Items from a dataset:
Segment Open
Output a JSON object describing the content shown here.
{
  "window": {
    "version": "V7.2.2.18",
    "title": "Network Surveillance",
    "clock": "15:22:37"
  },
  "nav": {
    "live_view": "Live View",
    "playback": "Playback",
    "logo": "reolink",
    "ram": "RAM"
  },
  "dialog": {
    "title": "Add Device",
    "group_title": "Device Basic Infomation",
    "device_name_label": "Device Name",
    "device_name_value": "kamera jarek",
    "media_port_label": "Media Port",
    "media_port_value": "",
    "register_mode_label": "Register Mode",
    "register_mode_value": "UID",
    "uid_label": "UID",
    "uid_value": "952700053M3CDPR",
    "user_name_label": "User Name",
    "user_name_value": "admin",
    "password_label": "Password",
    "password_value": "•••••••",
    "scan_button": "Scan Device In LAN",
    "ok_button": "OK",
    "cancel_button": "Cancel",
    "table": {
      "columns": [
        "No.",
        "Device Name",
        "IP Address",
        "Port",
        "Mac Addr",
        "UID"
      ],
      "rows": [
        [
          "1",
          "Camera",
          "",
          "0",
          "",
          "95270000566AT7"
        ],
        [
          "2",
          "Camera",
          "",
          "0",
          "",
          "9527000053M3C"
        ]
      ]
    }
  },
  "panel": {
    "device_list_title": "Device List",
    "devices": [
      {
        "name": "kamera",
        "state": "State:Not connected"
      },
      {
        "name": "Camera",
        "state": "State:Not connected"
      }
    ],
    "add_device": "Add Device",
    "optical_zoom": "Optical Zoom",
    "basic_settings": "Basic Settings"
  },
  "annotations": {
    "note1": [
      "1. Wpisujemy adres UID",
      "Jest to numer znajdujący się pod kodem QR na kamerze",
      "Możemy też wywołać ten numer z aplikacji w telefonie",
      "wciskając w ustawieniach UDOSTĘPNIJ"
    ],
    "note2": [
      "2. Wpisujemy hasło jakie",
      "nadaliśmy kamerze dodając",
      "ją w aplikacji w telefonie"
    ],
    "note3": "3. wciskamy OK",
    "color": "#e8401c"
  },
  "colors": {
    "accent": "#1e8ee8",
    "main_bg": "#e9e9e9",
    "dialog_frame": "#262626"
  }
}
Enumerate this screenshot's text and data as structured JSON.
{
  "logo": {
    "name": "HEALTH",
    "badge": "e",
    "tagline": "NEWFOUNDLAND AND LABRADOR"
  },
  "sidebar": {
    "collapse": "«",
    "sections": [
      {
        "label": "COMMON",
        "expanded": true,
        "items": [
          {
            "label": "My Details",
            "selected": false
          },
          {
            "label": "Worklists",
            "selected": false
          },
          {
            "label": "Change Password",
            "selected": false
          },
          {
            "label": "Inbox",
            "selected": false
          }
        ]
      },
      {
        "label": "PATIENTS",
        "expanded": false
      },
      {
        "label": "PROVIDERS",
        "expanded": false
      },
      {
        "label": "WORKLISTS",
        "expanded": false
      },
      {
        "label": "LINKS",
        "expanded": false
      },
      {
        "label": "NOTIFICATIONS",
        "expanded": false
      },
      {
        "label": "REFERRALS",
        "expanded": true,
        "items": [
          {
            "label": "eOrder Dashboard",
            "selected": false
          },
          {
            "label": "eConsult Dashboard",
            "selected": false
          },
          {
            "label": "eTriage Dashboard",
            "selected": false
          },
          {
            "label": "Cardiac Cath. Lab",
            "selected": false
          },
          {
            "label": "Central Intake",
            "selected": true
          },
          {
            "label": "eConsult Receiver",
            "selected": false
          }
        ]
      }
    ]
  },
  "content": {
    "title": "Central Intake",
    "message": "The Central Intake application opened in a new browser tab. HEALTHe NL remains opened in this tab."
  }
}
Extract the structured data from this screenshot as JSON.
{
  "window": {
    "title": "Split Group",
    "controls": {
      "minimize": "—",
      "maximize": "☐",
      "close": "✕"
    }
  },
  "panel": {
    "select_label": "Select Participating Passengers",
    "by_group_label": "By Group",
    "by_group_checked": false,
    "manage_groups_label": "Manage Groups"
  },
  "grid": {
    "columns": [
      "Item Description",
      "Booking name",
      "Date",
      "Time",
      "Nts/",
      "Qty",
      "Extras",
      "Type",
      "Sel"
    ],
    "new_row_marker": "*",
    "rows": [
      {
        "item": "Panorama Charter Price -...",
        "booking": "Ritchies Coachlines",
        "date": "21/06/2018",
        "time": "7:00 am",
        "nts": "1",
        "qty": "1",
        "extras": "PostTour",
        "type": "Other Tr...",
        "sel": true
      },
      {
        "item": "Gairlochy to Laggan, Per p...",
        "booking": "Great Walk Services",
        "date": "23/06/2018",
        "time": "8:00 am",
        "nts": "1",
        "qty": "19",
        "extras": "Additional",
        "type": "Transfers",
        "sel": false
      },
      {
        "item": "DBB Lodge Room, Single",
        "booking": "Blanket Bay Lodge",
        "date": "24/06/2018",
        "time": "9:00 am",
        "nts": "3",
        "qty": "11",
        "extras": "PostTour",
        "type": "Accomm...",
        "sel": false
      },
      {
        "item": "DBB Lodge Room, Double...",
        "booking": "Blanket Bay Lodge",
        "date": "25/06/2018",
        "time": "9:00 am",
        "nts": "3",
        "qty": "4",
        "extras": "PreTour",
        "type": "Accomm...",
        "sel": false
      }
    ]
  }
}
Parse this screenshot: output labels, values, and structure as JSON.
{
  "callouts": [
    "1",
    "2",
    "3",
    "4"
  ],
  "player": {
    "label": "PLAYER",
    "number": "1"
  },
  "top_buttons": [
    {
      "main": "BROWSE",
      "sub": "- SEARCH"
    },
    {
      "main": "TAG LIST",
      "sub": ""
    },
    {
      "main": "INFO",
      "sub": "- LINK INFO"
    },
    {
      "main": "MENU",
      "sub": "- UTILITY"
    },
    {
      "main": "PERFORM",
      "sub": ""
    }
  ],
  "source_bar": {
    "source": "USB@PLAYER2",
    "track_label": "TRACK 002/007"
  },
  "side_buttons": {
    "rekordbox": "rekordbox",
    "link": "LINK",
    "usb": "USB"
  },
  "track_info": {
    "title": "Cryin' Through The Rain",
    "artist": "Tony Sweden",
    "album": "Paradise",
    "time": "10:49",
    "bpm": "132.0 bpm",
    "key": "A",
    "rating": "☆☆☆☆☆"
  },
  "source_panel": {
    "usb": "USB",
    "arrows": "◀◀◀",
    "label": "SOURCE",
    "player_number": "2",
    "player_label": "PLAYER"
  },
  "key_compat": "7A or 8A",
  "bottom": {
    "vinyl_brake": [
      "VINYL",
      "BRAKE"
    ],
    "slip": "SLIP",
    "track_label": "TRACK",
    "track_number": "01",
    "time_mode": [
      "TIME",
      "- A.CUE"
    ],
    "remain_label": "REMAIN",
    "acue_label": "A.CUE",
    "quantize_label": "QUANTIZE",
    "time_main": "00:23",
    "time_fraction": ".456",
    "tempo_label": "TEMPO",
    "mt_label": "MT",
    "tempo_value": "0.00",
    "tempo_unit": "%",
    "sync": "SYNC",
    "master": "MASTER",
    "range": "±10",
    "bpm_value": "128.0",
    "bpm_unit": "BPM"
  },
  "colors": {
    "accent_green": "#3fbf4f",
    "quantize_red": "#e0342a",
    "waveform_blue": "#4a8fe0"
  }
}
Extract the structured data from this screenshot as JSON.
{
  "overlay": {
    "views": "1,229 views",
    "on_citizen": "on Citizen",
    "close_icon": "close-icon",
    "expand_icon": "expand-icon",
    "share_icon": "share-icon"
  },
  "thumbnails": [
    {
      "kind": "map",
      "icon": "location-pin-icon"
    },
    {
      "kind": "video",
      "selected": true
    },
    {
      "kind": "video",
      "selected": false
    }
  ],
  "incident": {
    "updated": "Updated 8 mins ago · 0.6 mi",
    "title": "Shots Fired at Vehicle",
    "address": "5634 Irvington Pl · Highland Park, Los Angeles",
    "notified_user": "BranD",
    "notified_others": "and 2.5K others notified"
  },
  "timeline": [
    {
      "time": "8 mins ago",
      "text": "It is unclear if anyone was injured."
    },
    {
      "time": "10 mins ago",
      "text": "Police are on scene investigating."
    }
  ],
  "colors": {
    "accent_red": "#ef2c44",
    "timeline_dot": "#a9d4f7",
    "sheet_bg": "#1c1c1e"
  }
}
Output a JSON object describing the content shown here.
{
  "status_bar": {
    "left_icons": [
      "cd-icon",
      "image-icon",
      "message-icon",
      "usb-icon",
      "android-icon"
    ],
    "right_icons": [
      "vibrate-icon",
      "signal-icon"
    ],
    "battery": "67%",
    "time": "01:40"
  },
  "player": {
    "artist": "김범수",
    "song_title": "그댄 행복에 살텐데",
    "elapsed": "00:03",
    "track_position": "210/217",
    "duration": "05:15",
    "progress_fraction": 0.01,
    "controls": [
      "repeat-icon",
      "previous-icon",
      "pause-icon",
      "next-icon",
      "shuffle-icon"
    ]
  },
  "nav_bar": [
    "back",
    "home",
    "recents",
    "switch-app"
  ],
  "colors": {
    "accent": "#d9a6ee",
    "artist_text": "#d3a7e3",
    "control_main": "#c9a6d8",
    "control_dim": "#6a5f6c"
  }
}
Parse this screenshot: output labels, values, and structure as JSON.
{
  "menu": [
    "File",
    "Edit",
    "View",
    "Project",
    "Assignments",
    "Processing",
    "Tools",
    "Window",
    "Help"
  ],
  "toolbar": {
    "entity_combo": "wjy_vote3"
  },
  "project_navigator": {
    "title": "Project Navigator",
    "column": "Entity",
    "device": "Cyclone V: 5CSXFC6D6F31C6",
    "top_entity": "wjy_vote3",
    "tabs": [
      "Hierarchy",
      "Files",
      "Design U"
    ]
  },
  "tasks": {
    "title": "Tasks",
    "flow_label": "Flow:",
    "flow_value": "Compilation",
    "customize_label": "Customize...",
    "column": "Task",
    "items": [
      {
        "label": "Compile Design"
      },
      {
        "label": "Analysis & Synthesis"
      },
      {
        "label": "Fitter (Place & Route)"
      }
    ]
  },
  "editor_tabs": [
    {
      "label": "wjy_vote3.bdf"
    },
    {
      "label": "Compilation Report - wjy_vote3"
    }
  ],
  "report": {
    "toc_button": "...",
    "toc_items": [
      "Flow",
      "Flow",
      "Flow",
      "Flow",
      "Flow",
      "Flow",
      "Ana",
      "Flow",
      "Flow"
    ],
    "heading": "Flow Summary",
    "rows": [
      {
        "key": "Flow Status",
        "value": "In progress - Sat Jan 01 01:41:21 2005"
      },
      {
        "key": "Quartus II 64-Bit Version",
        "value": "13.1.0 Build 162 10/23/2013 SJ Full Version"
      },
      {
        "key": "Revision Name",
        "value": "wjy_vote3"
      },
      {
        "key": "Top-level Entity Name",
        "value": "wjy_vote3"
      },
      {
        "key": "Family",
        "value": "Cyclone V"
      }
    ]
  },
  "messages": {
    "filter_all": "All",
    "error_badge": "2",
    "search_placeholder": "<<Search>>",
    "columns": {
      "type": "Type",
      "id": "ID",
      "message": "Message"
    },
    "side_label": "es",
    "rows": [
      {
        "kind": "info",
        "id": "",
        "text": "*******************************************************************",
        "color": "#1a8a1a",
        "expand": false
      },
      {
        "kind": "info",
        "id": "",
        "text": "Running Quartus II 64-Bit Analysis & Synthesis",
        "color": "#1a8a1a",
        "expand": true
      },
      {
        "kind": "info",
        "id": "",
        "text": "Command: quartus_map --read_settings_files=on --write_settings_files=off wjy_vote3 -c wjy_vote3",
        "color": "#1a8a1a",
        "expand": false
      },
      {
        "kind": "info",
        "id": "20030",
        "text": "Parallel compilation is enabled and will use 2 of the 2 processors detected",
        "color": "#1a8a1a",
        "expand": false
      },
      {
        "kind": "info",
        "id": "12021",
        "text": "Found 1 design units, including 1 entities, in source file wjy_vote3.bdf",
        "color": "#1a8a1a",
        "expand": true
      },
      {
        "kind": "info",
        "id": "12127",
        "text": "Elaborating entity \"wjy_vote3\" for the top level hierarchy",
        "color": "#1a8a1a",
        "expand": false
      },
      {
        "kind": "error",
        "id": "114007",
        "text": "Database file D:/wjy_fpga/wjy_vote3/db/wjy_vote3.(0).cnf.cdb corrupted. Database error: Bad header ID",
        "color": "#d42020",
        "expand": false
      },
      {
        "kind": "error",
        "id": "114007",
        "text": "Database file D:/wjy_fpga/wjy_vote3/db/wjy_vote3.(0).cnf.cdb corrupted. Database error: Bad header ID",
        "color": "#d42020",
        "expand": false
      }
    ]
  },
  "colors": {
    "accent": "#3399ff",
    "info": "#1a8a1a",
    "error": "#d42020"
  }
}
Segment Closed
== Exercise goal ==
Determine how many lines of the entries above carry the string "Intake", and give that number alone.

== Answer box ==
3